━━━━━ Data shown

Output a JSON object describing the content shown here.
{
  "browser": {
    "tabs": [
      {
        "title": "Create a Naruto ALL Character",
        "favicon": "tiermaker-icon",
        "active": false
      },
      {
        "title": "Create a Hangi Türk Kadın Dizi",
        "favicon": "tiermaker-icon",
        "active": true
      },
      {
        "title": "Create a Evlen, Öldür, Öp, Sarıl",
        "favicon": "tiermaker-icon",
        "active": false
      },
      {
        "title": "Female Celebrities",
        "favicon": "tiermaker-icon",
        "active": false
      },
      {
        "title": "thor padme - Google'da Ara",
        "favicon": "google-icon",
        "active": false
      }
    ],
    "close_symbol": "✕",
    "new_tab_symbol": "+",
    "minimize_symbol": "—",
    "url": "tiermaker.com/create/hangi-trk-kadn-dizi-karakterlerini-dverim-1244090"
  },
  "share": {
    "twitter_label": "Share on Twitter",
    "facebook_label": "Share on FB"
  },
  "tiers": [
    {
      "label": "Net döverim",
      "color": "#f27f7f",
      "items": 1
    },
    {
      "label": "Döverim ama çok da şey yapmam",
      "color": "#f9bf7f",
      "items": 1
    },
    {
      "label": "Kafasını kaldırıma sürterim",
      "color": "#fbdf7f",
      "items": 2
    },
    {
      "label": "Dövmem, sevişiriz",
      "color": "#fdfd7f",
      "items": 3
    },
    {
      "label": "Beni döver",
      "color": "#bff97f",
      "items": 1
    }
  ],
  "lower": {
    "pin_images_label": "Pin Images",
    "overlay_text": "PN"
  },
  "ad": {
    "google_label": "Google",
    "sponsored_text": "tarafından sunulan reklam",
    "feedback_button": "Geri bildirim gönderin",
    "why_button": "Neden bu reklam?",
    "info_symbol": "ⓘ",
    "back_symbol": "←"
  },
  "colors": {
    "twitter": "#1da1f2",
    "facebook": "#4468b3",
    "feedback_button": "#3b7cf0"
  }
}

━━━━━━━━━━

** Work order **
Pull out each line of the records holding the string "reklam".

** Solution to this exercise **
    "sponsored_text": "tarafından sunulan reklam",
    "why_button": "Neden bu reklam?",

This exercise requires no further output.